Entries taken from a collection
"""

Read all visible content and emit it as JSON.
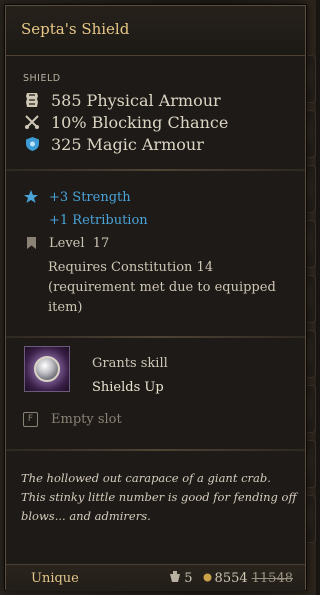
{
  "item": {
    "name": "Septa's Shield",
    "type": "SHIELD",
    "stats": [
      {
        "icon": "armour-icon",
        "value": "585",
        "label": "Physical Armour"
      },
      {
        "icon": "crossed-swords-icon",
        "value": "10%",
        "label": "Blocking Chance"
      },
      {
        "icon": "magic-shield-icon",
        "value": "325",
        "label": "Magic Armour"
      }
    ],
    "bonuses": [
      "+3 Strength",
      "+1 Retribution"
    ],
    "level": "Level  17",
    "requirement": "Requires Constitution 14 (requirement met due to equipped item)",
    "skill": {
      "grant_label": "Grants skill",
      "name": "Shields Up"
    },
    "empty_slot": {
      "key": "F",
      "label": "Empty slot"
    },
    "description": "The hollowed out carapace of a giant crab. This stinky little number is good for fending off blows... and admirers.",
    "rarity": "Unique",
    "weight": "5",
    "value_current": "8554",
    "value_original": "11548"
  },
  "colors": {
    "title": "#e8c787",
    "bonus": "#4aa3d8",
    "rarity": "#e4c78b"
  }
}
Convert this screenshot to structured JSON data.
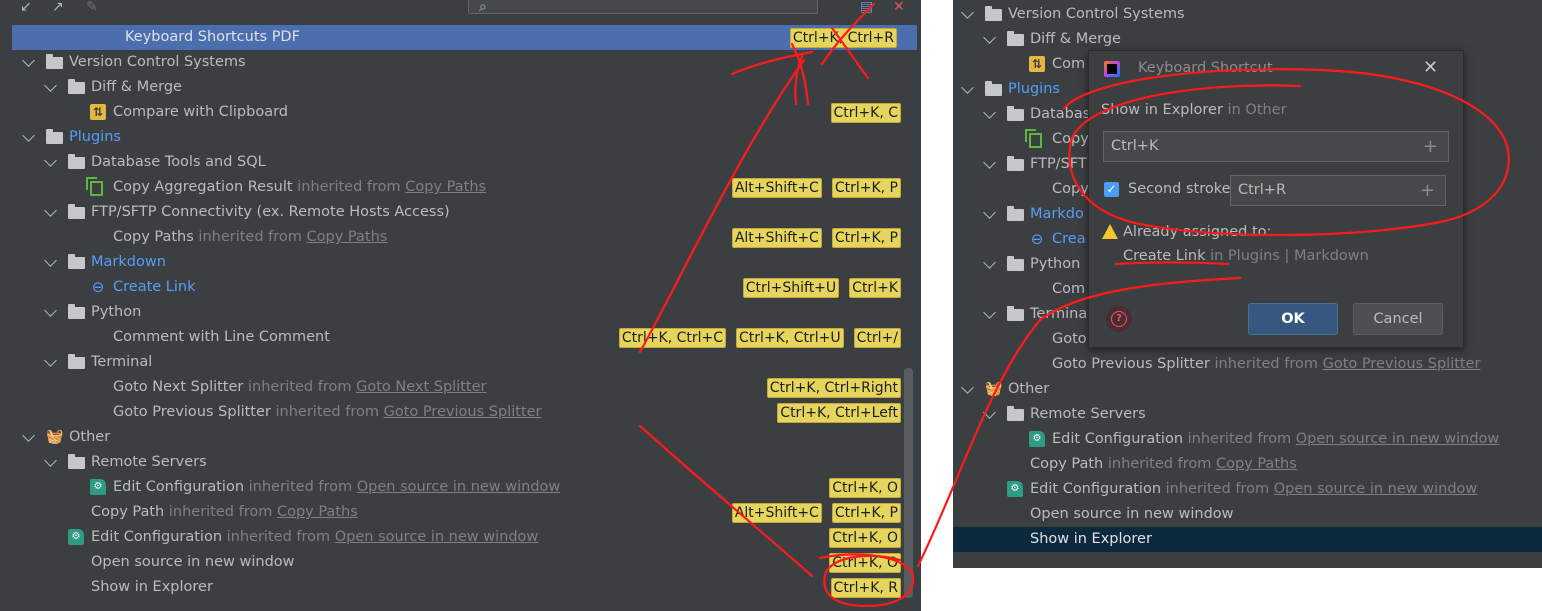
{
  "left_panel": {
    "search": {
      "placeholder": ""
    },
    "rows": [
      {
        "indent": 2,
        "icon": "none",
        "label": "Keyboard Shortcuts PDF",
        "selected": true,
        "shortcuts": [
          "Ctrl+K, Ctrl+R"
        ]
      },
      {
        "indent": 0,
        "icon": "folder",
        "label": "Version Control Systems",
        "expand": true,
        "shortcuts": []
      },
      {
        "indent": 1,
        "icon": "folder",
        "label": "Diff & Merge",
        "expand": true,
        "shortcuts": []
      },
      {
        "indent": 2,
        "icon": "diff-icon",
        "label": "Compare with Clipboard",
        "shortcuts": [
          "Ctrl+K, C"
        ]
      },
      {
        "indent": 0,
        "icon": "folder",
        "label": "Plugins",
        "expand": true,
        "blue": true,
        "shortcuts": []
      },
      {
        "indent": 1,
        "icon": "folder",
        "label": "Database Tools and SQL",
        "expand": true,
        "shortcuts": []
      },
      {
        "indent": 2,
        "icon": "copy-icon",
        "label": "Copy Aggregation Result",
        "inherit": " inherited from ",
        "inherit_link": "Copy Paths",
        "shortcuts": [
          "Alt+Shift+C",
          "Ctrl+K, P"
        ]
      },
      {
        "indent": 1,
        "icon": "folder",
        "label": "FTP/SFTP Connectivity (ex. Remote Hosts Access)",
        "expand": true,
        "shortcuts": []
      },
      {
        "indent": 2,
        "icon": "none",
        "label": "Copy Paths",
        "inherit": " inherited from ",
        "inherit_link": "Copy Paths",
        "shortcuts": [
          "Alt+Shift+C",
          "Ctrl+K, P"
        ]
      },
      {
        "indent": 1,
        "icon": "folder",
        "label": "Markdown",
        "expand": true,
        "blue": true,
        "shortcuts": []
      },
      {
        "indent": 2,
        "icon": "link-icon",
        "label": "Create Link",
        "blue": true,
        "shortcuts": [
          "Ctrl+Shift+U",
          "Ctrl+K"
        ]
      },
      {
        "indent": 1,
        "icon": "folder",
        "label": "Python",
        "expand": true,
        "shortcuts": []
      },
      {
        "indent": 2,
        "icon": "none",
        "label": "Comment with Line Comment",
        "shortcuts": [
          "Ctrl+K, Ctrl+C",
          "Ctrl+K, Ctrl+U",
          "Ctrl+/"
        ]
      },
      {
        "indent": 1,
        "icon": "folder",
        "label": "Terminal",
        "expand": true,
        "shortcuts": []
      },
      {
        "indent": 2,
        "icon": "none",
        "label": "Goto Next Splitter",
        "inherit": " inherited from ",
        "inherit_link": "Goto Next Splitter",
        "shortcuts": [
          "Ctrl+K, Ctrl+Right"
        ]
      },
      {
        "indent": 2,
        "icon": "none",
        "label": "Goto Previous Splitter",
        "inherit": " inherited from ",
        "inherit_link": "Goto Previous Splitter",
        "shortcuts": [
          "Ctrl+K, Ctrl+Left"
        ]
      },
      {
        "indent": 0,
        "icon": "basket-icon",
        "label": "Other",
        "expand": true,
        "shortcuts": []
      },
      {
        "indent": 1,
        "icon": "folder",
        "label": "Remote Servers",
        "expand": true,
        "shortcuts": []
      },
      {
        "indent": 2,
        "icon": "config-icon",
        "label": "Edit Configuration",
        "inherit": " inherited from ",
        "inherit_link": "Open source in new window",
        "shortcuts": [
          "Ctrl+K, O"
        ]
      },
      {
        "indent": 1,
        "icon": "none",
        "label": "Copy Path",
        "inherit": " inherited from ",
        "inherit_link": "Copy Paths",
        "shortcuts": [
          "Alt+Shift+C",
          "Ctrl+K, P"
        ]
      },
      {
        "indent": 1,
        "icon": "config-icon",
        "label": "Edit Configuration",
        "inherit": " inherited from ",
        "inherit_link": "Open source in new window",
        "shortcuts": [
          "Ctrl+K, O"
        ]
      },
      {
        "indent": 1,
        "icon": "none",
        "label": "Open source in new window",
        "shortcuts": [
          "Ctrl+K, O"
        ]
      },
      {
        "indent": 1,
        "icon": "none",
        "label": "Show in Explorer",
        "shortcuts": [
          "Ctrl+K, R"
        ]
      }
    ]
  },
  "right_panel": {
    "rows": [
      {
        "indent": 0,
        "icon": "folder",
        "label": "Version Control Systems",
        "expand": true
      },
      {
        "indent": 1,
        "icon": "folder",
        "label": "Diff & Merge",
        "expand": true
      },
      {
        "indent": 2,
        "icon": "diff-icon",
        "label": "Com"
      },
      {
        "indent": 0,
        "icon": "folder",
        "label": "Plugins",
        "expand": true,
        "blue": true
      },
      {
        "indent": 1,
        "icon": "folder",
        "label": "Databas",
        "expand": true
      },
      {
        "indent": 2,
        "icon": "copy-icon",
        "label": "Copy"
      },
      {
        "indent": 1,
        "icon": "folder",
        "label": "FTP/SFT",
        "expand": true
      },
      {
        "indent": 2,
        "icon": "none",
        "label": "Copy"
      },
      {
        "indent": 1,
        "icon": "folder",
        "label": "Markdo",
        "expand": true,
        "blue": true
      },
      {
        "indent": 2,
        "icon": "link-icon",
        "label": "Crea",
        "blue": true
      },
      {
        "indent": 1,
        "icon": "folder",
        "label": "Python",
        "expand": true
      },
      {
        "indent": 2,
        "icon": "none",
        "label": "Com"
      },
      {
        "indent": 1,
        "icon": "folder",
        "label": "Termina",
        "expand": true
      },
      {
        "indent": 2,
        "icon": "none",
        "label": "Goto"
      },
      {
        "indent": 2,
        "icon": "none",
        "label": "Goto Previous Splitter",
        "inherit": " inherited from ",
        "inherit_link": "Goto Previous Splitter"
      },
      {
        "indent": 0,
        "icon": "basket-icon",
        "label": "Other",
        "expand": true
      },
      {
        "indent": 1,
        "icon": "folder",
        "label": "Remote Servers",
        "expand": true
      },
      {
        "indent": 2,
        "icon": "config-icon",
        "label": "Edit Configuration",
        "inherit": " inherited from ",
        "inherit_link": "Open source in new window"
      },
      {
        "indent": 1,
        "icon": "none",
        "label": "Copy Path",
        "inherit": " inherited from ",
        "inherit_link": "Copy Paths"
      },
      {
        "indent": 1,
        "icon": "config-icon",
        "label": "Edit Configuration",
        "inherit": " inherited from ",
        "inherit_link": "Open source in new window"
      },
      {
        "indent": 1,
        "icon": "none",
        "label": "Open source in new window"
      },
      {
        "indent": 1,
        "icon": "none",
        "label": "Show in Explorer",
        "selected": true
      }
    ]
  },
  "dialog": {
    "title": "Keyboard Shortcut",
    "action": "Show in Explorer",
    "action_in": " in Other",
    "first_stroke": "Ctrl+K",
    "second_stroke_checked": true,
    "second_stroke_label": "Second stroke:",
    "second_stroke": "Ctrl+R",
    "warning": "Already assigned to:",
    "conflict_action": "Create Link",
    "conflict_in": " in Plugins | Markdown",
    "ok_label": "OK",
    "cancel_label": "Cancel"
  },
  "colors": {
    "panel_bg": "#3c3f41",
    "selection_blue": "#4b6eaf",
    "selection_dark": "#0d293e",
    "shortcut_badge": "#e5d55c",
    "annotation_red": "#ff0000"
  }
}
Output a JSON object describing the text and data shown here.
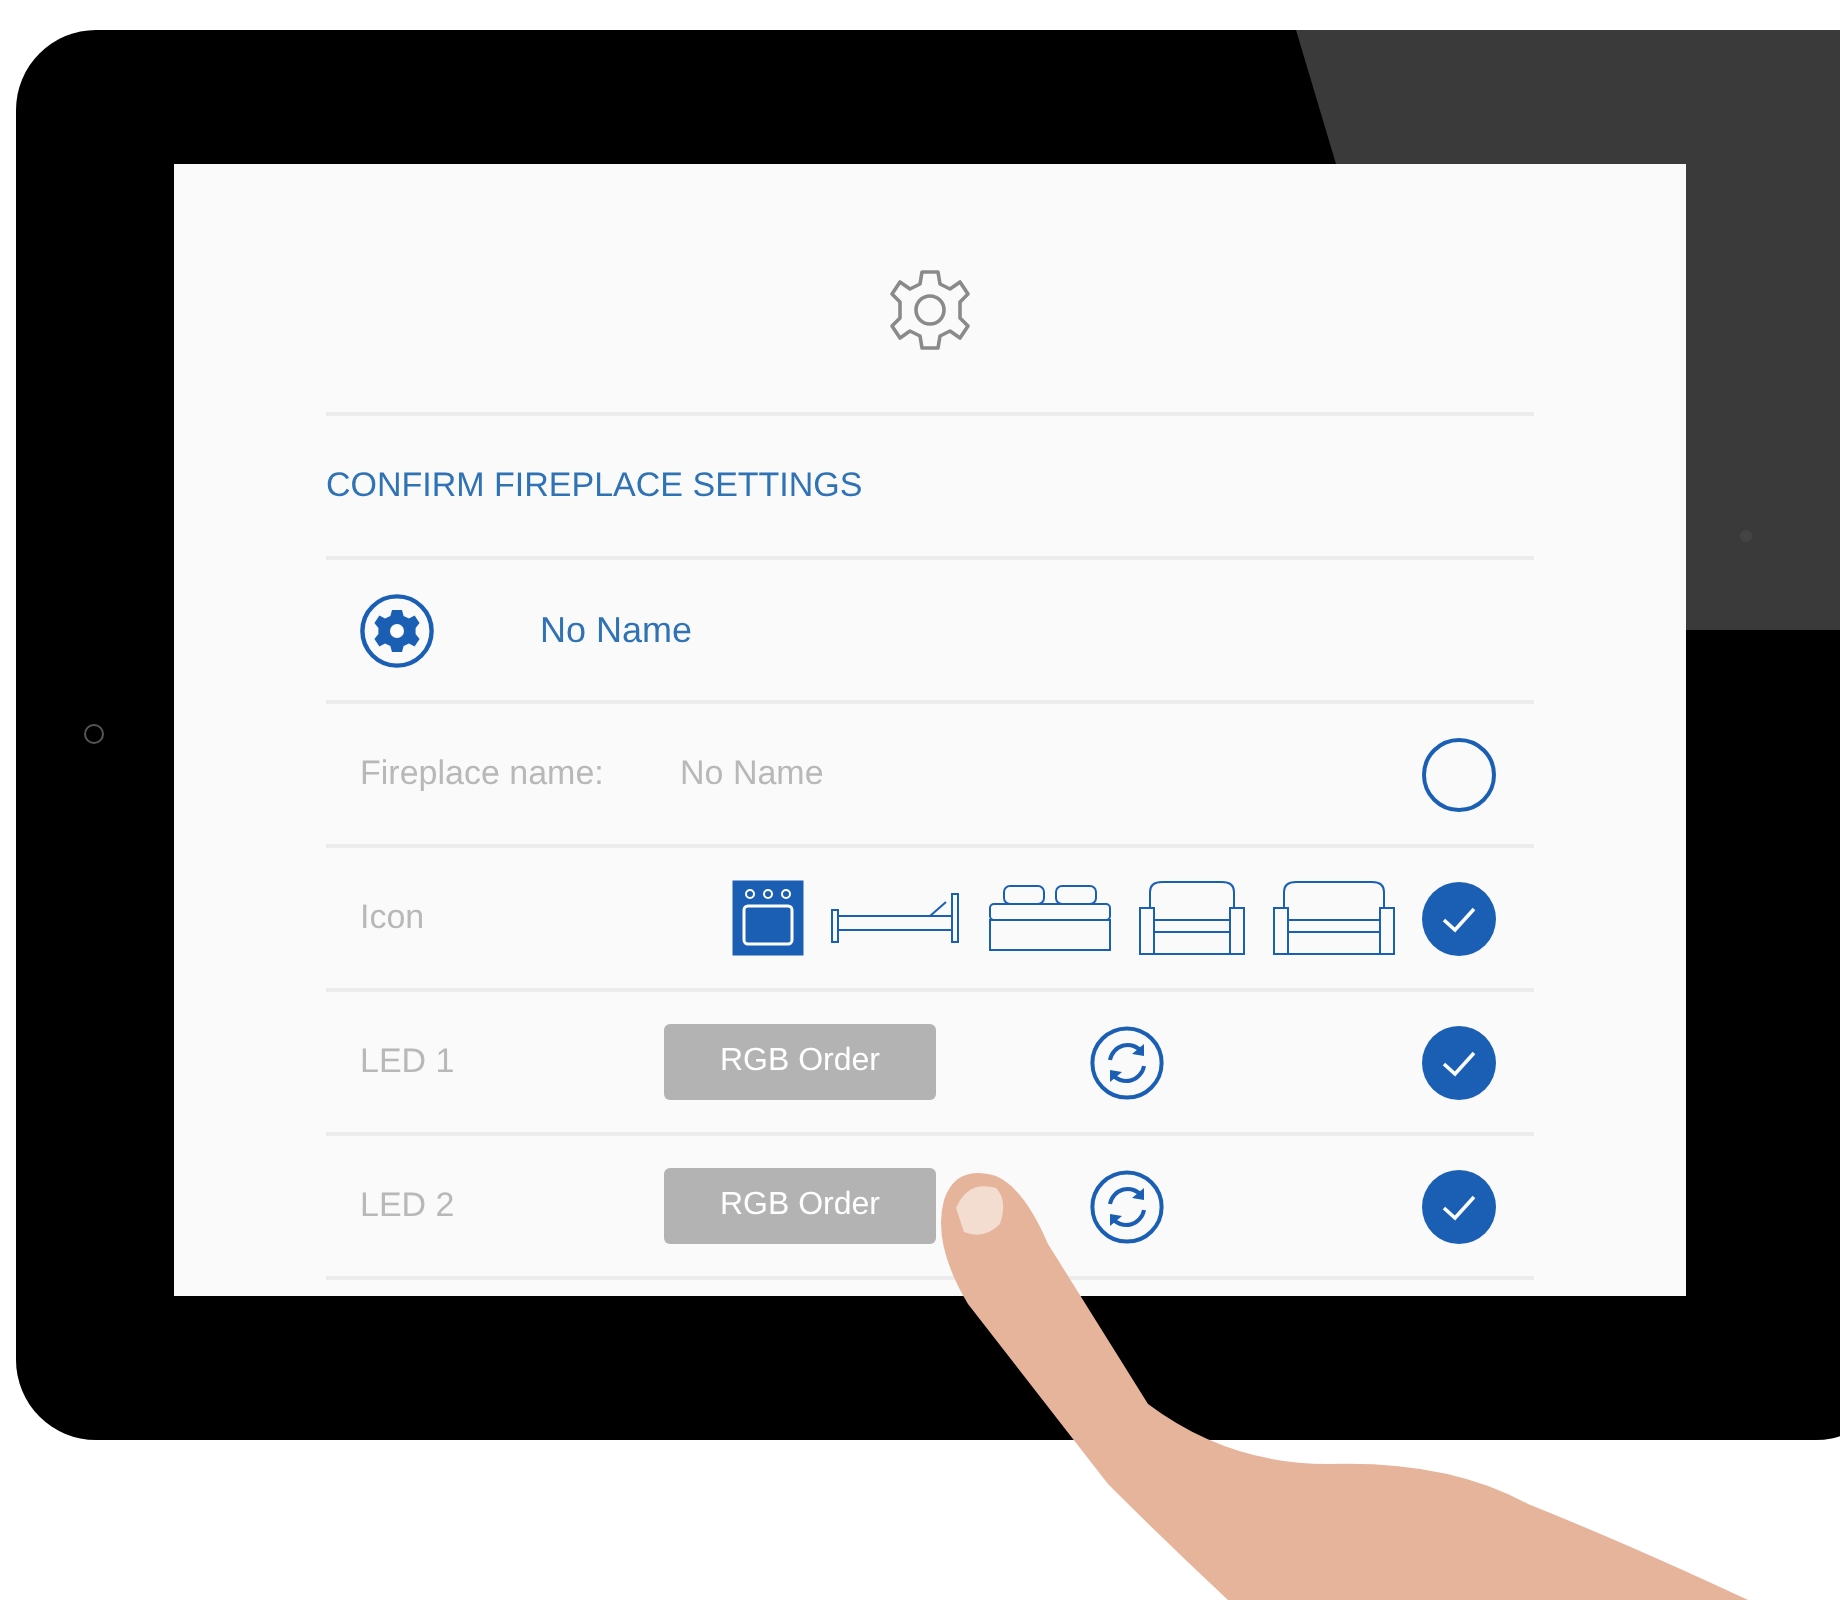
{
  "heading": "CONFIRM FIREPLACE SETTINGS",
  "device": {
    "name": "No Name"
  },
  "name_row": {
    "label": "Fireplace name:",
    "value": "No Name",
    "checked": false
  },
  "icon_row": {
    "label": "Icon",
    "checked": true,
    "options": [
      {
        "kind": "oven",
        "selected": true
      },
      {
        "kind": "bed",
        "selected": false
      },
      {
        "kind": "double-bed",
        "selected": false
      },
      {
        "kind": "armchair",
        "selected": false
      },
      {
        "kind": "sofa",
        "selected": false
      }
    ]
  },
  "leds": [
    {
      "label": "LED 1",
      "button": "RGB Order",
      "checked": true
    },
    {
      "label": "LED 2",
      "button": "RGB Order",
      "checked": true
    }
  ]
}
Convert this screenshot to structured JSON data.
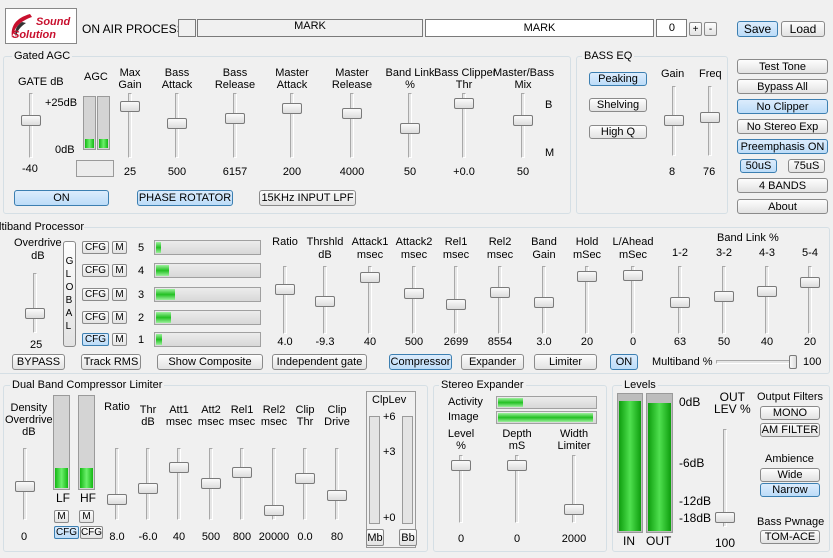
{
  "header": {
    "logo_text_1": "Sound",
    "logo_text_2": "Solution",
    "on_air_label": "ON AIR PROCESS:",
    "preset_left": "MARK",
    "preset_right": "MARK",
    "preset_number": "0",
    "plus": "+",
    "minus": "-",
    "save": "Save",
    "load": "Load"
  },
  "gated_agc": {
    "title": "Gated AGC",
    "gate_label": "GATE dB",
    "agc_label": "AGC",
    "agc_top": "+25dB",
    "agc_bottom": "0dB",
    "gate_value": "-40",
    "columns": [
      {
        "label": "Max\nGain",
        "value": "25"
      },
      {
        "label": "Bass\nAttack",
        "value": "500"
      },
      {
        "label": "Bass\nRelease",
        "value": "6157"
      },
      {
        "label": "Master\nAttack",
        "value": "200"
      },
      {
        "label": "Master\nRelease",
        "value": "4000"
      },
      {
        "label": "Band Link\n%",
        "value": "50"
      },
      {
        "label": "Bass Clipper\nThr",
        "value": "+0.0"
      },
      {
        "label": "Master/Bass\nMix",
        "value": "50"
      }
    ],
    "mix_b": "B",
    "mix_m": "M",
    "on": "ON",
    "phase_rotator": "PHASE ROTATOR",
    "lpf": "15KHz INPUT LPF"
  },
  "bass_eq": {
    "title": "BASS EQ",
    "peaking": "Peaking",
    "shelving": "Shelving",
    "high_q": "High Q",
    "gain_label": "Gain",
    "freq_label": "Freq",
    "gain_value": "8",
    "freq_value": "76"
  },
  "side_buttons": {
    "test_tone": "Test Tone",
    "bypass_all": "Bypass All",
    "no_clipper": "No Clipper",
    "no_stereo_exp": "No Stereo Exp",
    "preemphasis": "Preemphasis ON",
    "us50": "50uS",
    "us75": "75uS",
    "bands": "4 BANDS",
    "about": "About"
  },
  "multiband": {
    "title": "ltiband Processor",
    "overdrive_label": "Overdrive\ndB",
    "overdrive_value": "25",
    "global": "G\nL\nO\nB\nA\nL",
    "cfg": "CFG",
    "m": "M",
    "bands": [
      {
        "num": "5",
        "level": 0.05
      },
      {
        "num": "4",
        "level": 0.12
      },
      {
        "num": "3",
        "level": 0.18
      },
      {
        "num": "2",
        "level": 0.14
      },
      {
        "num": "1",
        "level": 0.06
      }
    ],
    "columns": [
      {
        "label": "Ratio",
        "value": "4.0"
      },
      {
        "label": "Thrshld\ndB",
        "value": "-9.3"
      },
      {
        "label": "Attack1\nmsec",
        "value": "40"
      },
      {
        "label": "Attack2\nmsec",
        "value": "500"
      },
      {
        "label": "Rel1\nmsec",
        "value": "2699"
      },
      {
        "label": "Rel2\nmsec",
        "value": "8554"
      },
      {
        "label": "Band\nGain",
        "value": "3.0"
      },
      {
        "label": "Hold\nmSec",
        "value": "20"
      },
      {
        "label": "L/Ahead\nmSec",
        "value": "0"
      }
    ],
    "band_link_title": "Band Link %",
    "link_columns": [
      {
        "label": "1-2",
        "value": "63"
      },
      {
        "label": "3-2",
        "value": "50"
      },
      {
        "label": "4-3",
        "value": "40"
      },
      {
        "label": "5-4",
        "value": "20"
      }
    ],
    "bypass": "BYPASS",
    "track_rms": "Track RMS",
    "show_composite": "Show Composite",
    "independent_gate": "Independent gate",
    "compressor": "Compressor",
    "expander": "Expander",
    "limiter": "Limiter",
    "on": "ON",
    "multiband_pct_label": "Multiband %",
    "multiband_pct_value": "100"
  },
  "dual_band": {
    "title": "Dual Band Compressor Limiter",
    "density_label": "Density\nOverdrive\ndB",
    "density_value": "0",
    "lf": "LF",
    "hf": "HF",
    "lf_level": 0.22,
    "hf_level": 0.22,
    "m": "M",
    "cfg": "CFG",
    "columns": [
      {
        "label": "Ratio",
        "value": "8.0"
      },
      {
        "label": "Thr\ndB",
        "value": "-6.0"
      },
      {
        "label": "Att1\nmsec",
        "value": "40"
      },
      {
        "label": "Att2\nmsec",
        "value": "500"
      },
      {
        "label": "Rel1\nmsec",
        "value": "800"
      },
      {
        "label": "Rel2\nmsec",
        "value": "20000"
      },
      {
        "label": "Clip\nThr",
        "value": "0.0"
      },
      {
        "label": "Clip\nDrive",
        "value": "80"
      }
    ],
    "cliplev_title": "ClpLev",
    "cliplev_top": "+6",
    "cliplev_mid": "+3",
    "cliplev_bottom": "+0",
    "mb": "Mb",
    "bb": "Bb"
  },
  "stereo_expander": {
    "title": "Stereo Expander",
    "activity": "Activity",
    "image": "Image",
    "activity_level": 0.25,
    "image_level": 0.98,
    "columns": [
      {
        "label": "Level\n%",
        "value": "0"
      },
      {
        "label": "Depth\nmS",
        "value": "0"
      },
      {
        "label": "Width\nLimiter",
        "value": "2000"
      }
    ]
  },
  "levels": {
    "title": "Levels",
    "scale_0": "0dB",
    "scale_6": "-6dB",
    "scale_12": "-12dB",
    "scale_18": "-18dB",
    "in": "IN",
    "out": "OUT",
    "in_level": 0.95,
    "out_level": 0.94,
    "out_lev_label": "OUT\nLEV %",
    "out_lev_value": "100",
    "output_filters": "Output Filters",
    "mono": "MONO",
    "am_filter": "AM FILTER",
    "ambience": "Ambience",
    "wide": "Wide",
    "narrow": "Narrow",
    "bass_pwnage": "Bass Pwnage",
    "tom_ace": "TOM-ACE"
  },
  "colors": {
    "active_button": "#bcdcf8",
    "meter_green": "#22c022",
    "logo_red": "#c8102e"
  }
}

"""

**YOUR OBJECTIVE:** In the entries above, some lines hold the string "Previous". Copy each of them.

**TASK RESPONSE:**
        "label": "Goto Previous Splitter",
        "inherit_link": "Goto Previous Splitter",
        "label": "Goto Previous Splitter",
        "inherit_link": "Goto Previous Splitter"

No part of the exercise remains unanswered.